         On the lower reaches of a small river I like to fish, the water was deep and clear and cold a few days ago.  I fished hard for an hour with no results.  Then I moved down into a quiet backwater of the lake and noticed it was getting murky.  After a hundred useless casts, I was about ready to head in.  At exactly 5:30, I became glad I had persisted.  He hit my lure with the ferocity of a bobcat on a rabbit!  And I landed, after a struggle I wasn’t sure my light line would survive, an 18 inch hybrid, a fish some call a wiper.  His daddy is a striped bass and his momma a white bass.  It was what I had come looking for, and finally my patience was rewarded.

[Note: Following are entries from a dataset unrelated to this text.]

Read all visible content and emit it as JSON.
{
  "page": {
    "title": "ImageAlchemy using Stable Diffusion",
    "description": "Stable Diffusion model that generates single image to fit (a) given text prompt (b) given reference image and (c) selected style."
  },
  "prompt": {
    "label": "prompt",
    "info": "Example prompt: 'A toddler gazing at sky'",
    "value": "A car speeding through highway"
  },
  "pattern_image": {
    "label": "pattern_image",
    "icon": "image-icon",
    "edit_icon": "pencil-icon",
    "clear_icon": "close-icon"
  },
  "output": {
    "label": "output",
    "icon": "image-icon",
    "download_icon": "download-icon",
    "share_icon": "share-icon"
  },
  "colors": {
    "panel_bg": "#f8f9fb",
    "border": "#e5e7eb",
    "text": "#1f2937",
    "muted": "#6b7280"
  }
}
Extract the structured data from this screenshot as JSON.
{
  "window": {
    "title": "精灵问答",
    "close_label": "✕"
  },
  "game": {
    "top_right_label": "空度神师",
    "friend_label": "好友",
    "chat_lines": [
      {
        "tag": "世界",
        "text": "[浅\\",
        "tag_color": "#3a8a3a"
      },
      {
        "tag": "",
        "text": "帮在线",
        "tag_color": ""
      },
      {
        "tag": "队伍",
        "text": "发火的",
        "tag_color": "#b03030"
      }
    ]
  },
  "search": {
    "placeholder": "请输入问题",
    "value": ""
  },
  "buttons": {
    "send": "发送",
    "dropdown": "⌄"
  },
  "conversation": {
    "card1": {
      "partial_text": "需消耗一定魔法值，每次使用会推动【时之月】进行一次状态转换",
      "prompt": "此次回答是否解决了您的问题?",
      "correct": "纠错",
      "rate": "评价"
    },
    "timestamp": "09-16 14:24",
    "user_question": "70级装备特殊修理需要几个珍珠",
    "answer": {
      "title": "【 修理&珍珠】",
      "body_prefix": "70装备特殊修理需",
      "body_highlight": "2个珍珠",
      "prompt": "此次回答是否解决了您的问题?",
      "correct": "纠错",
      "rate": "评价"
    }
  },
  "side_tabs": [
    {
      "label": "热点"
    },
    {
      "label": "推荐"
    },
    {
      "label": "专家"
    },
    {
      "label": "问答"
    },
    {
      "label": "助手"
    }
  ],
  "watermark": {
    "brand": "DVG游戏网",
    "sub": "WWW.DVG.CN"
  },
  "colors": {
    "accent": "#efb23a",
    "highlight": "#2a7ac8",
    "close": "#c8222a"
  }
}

And I knew he wouldn’t be alone.  Three casts later another struck my lure with a savagery most fish don’t display.  I sat there until almost 7 p.m. disappointed to be reeling in white bass instead of the hybrids.  Remember when I wrote about catching a pot-load of fish a couple of weeks ago and I said none were above two pounds?  Well on this trip only a few days ago, I caught all my fish on that same lure and none were UNDER two pounds.  Many of the hybrids exceeded four pounds a little, but none made it to 5.  And truthfully, a four pound hybrid isn’t that impressive because I was after 8 to 10 pounders that would strip five or six feet of line against my drag on any run or several hard runs.  I have caught 15-pound hybrids from Norfork lake and 10 to 12 pound hybrids from the upper Sac River.

 

           I expect that where I will fish for them the next week or so, I will get some bigger ones.  But you don’t really complain about catching 18-inch hybrids on lite tackle.  When I begin to catch bigger ones, I won’t use six- pound line and a spinning reel, I will go to my casting reel and ten-pound line.   Hybrids are very strong, but in most waters they don’t run for the brush, they fight in the open water.  Brother, when they get in a river current, pound for pound they will outfight a smallmouth bass and put to shame a comparable-sized trout as well.  If you want to see the difference between a white bass and a hybrid, I have pictures of the two, side by side, on my computer site… www.larrydablemontoutdoors.blogspot.com.   Hybrids are a whiter fish with darker lines down the side and many of the bottom lines are broken.  A white bass’ lateral lines are not broken.

 

         It is unbelievable to me that for weeks I have been using a lure that I found back in the winter beach combing, as I do often in the dead of winter.  I know that I could catch fish on lots of lures when you get into them as I recently have, but it is hard to switch to something else when I am using this little crank bait that has caught six species of fish since the last days of February.

 

         By the way, my spring outdoor magazine and my spring Ozark magazine are printed and ready to mail now.  If you want a copy of either, just call my office to get information about the cost and postage.  The number is 417 777 5227.  Email me at lightninridge47@gmail.com or write to me at Box 22, Bolivar, Mo. 65613